Introduction To Sustainability


By Laura McIntyre


I’m going to deviate from our artistic influences and shed a bit of light on what sustainable clothing actually means. Sustainability is about balance. To be sustainable we need to manage natural resources in a way that is environmentally, ethically, and economically harmonious to current needs but also that of future generations.

Organic garments are sustainable in many ways: organic cotton, for example, requires less water because crop rotation maintains moisture in soil. It is grown from GMO free seeds and is not treated with pesticides and synthetic fertilisers, which in turn saves money and energy. Inorganic, standard cotton is bleached with chlorine and dyed with heavy metals and sulphur. This is harmful to workers but generally anyone with sensitive skin as it isn’t hypoallergenic. Organic cotton, therefore, is sustainable in that it is renewable and promotes biodiversity.


Kimba is both organic and Fairtrade. Our garments meet ethical standards set by the Fairtrade organisation, which advocates a more democratic type of production. Fairtrade is about respect; it checks every stage of the production chain and protects the most vulnerable people in the industry. Fairtrade sets a premium for workers, meaning it gives producers additional money to help improve working conditions and their community, such as funding educational projects or develop infrastructure. It also sets a minimum price for companies to pay workers, promoting stable livelihoods for producers. This in turn promotes a more sustainable economy.


But the current quality of garment making is clearly very poor. Lucy Siegel, writer and journalist of ethical fashion, states this is due to drastic cuts on production times, or the ‘time to market’, which is the time given for factories to sew garments and deliver to stores. Some High Street brands have a production time of just three weeks. Priority is given to speed over design integrity. Other brands play on consumers’ fear of missing out, ordering small quantities of each style with the aim to get rid of stock faster. Consumers are less likely to hesitate over a purchase if they’re worried it’ll be gone the next week and unavailable forever.  


The fast fashion epidemic has developed out of a toxic mentality towards apparel. Disregard to quality comes down to our obsession with quantity and variety. The balance between what we need and what we have, or can have, is wildly out of line. Such imbalance cannot go on.
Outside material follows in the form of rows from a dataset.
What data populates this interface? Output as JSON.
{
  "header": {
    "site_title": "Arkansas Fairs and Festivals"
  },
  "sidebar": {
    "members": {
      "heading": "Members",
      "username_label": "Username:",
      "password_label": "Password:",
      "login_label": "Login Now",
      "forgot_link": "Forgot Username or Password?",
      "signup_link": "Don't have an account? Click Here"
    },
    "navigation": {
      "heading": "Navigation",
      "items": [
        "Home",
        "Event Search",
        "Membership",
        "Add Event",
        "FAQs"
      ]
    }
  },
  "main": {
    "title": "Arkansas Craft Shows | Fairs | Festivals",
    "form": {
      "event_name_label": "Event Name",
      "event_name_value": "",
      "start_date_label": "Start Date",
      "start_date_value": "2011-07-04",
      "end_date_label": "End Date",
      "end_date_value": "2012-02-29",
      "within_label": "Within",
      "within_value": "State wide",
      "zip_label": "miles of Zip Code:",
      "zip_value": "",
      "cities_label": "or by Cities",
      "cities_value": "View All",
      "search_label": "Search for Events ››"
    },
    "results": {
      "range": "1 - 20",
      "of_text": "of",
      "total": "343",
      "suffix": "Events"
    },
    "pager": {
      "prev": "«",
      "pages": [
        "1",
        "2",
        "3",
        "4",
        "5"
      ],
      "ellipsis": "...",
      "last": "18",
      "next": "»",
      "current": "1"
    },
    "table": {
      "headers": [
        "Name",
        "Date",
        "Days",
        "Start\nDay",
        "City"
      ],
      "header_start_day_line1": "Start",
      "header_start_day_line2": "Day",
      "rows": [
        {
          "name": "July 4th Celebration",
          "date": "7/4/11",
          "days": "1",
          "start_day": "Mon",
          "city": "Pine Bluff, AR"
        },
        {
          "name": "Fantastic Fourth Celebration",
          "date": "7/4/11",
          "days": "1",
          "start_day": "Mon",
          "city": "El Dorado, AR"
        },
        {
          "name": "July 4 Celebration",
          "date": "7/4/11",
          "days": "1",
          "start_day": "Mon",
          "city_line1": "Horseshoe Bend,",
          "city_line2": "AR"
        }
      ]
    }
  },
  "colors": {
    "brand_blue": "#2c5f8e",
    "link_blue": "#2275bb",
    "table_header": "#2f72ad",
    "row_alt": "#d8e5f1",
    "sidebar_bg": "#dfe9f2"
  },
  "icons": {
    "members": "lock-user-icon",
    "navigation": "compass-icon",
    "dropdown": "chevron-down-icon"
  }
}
Mindless consumption can thrive in High Street brands, promoting their extraordinarily low prices. They harbour impulsive energy. The sheer scope of choice is enough to induce a consumer coma. I’ve caught myself many times drifting between racks, floors, shops, searching for something with no particular purchasing purpose. It fills the void. One of my favourite anecdotes from Siegel’s book To Die For is a woman exiting a popular High Street shop with multiple bags, dropping one on the rain-sodden pavement only to carry on and leave it. Stats show we’re sending the same amount of clothes to the landfill as what we buy every year. This is the pinnacle of disposability. 


It’s easy to think your actions alone won’t make much of a difference to the bigger problem at hand. Practicing mindfulness and forming alliances to alternative, ethical brands are some solutions. This means getting into the habit of questioning the provenance: What is it made from? Where is it from? What are wider social and environmental implications here?


Sustainability requires a slower pace and acceptance of individual responsibility. Respect clothes (including the ones you already own). Learn to repair and amend. Shop from charity shops. Share clothes with friends. There are many approaches to combating passive consumption - practicing mindfulness, heightening consciousness, can lead to better decision-making and better fashion.

Screen Shot 2018-04-04 at 15.24.25.png

By Laura McIntyre


Laura McIntyre is a freelance editor and writer from London who's written for various publications including Tank magazine. 

Natalie Winter